* Action item: Lines holding the string "Вставить" in the listing below are to be copied.

-------------------------

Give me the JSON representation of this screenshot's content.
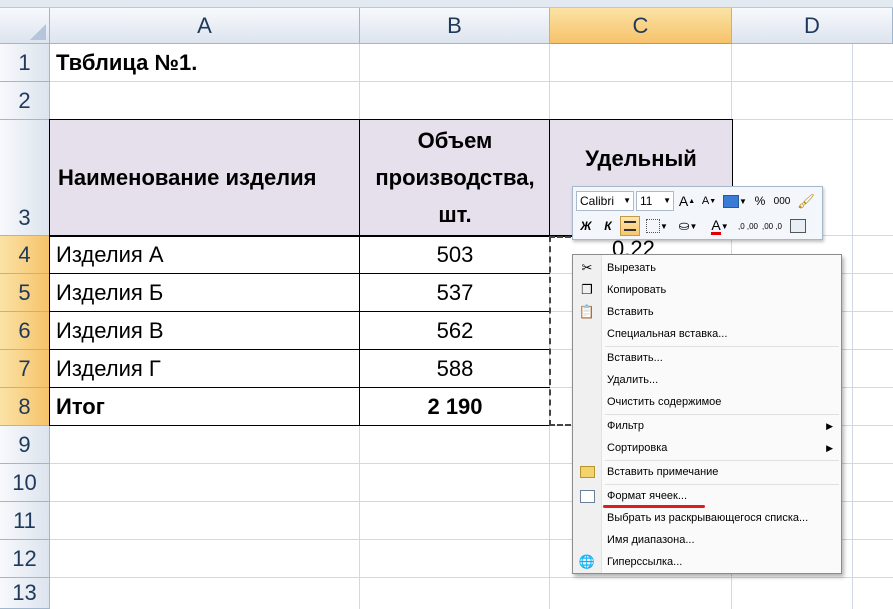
{
  "columns": [
    "A",
    "B",
    "C",
    "D"
  ],
  "rows": [
    "1",
    "2",
    "3",
    "4",
    "5",
    "6",
    "7",
    "8",
    "9",
    "10",
    "11",
    "12",
    "13"
  ],
  "cells": {
    "a1": "Твблица №1.",
    "a3": "Наименование изделия",
    "b3_line1": "Объем",
    "b3_line2": "производства,",
    "b3_line3": "шт.",
    "c3": "Удельный",
    "c4_partial": "0,22",
    "table_rows": [
      {
        "name": "Изделия А",
        "value": "503"
      },
      {
        "name": "Изделия Б",
        "value": "537"
      },
      {
        "name": "Изделия В",
        "value": "562"
      },
      {
        "name": "Изделия Г",
        "value": "588"
      }
    ],
    "total_label": "Итог",
    "total_value": "2 190"
  },
  "mini_toolbar": {
    "font_name": "Calibri",
    "font_size": "11",
    "grow_font": "A",
    "shrink_font": "A",
    "percent": "%",
    "thousands": "000",
    "bold": "Ж",
    "italic": "К",
    "font_color": "A",
    "dec_inc": ",0 ,00",
    "dec_dec": ",00 ,0"
  },
  "context_menu": {
    "items": [
      {
        "label": "Вырезать",
        "icon": "scissors-icon"
      },
      {
        "label": "Копировать",
        "icon": "copy-icon"
      },
      {
        "label": "Вставить",
        "icon": "paste-icon"
      },
      {
        "label": "Специальная вставка...",
        "icon": ""
      },
      {
        "label": "Вставить...",
        "icon": ""
      },
      {
        "label": "Удалить...",
        "icon": ""
      },
      {
        "label": "Очистить содержимое",
        "icon": ""
      },
      {
        "label": "Фильтр",
        "icon": "",
        "submenu": true
      },
      {
        "label": "Сортировка",
        "icon": "",
        "submenu": true
      },
      {
        "label": "Вставить примечание",
        "icon": "comment-icon"
      },
      {
        "label": "Формат ячеек...",
        "icon": "format-cells-icon"
      },
      {
        "label": "Выбрать из раскрывающегося списка...",
        "icon": ""
      },
      {
        "label": "Имя диапазона...",
        "icon": ""
      },
      {
        "label": "Гиперссылка...",
        "icon": "hyperlink-icon"
      }
    ]
  },
  "colors": {
    "header_fill": "#e5e0ec",
    "selected_header": "#f6c26a",
    "underline": "#d92020"
  }
}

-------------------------

* Answer to this task:
        "label": "Вставить",
        "label": "Вставить...",
        "label": "Вставить примечание",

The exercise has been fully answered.